• _EXERCISE MATERIALS_:
========================================================================

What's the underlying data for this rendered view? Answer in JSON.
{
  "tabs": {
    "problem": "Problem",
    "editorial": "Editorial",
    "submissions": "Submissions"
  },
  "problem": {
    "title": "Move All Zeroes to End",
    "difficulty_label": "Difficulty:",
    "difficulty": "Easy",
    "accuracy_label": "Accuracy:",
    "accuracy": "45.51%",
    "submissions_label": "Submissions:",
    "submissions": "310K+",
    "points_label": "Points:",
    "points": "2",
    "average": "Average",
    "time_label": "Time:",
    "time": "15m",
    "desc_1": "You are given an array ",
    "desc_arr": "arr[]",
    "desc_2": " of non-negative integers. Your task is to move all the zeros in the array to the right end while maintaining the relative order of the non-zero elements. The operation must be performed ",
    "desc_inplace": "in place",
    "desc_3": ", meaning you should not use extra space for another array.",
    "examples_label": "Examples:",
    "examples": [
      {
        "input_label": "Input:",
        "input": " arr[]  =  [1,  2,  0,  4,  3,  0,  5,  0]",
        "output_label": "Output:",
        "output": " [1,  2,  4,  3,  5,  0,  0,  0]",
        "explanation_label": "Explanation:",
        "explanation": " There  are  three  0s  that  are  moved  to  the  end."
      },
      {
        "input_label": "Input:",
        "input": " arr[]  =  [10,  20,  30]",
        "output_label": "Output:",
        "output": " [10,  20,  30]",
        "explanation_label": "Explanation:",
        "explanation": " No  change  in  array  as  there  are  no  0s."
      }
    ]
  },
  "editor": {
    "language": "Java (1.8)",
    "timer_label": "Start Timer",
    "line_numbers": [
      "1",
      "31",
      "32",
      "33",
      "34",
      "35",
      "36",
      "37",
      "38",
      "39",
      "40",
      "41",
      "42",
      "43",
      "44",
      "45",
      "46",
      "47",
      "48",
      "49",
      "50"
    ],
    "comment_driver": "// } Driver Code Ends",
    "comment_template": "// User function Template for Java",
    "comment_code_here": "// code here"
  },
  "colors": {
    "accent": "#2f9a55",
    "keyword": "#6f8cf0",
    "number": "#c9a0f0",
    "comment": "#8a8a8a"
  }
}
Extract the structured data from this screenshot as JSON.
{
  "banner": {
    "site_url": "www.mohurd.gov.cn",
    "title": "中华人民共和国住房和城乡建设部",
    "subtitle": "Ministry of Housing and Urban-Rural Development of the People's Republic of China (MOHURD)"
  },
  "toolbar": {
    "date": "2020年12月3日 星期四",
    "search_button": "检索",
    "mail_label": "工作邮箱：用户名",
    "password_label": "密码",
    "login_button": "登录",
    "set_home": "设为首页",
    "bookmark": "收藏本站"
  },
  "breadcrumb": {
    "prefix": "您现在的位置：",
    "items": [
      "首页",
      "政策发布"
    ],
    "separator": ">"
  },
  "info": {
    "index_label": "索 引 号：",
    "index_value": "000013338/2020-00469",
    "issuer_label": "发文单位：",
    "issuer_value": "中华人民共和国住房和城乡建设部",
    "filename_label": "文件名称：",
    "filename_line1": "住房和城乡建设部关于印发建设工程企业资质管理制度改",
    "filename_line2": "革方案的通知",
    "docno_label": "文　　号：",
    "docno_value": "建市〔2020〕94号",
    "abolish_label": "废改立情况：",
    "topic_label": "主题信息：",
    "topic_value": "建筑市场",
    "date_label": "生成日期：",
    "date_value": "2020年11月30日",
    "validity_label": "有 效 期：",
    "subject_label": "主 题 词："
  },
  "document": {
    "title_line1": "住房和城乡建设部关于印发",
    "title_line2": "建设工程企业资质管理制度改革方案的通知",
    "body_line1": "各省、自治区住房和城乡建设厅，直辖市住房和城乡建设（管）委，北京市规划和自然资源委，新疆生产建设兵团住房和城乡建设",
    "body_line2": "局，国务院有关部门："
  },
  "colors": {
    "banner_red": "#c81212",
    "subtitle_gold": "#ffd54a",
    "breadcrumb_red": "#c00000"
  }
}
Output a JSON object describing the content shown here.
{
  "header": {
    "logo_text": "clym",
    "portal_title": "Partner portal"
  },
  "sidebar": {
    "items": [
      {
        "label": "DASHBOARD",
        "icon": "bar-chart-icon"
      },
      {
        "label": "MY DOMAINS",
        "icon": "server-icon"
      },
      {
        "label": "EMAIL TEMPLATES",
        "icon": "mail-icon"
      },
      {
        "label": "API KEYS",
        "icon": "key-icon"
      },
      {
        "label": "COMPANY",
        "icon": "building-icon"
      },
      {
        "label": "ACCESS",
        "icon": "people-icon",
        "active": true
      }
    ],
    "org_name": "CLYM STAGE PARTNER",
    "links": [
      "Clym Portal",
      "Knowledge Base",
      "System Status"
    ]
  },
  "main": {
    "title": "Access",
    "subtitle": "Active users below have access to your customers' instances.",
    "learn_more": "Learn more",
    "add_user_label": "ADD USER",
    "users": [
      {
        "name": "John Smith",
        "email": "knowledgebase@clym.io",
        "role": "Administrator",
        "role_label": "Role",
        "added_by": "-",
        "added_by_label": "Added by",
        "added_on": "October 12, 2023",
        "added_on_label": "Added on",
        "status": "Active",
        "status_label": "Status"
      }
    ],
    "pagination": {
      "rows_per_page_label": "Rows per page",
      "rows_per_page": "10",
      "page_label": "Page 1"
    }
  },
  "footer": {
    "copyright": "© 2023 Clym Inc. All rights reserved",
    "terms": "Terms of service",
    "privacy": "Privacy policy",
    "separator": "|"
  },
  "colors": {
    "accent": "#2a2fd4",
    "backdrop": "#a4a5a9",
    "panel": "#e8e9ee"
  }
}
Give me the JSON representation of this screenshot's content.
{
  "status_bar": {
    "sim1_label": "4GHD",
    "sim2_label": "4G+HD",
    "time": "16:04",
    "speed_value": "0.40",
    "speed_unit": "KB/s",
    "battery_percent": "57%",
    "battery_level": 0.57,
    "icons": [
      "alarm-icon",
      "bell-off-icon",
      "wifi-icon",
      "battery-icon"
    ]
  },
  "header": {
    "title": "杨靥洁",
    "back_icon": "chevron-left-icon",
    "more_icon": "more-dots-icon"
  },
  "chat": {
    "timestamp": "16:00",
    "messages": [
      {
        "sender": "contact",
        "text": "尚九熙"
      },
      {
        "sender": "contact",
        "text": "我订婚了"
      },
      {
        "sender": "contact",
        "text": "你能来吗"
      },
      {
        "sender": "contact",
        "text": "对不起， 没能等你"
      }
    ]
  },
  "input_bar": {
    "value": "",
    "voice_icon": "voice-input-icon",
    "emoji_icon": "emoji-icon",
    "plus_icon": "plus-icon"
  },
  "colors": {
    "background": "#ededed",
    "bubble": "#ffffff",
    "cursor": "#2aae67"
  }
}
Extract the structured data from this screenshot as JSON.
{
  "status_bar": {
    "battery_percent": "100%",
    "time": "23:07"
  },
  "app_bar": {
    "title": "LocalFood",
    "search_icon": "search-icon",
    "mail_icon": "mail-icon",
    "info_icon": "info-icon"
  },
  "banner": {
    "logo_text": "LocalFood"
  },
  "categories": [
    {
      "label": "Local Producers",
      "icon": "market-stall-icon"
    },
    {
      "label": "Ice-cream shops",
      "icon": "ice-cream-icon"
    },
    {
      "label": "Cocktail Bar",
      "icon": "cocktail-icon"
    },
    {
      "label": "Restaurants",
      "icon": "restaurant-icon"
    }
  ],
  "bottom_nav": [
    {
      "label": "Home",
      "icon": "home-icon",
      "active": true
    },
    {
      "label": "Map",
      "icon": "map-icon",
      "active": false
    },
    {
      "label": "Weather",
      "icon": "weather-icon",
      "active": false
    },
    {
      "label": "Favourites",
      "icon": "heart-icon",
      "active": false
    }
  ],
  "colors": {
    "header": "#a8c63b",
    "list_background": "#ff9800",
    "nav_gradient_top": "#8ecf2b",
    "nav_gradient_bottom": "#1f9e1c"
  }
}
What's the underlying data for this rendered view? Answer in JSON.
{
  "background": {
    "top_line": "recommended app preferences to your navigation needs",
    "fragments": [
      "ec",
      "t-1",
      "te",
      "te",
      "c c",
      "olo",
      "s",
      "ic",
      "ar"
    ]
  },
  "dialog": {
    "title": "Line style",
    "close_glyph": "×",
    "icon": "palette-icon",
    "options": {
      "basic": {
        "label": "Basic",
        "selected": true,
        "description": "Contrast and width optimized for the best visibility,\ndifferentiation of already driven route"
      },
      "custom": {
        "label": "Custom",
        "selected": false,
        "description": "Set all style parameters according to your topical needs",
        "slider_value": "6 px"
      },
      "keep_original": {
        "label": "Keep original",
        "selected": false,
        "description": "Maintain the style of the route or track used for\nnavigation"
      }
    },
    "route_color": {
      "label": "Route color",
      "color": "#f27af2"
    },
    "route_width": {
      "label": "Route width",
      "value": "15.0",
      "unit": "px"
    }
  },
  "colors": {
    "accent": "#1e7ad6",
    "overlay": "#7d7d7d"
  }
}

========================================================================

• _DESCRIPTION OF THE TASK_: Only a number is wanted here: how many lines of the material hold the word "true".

• _RESPONSE TO THE EXERCISE_: 3